Sanam Malik believes feminsm is about being you unapologetically. (Photo: Arielle Buchmann) 

"A hijabi often gets looked at like you are not a feminist because you are covering... But for me, being able to cover and having the choice if I want to cover or don't want to cover is what it's about," Sanam Malik explained.

While everyone WUSA9 spoke to advocated for feminism, intersectional feminism was also a topic of discussion during the interviews. Intersectional feminism is defined as a feminism that is all inclusive and considers race, religion, ethnicity, class, and sexual orientation.

Although women all across the globe have different struggles, equal pay was one of the focuses amongst the local and national rallies. American women earn 80 cents for every dollar a man makes. The median income for women was $40,742 in 2015 and $51,211, Census data shows.

As one D.C. woman put it, "this is overdue."
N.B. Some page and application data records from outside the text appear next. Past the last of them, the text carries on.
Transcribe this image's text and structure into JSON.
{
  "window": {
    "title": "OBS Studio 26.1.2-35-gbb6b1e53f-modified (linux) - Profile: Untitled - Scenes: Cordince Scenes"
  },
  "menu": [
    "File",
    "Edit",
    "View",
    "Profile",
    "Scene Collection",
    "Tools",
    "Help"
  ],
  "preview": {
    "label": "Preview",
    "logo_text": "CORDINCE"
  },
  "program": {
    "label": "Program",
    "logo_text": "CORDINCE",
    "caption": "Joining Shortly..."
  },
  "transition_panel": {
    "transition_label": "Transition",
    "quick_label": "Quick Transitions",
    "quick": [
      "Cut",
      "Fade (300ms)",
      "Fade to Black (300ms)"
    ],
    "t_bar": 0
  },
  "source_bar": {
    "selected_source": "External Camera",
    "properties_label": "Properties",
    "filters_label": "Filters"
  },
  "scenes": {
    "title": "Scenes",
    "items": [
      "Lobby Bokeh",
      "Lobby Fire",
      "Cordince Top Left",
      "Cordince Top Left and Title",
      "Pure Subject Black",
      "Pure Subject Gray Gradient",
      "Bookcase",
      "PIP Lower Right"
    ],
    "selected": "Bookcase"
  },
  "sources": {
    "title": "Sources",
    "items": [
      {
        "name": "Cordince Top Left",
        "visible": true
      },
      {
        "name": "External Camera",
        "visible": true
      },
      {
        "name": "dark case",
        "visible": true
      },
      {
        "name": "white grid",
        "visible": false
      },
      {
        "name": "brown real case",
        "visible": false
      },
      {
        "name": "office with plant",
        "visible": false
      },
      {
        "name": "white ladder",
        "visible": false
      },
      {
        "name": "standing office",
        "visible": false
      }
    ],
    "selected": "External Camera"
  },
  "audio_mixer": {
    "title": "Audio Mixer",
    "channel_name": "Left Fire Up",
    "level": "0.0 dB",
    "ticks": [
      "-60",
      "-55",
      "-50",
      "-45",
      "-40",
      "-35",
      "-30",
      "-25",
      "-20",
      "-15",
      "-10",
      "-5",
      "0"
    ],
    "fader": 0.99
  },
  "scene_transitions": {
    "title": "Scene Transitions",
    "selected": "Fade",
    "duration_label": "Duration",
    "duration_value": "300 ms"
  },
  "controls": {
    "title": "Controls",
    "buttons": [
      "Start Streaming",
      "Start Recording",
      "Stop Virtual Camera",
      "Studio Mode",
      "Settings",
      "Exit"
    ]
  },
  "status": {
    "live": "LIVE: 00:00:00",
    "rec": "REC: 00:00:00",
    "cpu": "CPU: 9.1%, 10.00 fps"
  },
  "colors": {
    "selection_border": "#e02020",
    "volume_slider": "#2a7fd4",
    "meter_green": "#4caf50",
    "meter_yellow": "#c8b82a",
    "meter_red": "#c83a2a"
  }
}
Overdue for some and simple for others. "Equality... everyone benefits when we treat everyone the same. It's simple," said Liz and Beth Peralta-Redd from D.C. who had a sign that read: 'Keep your rosaries off my ovaries.'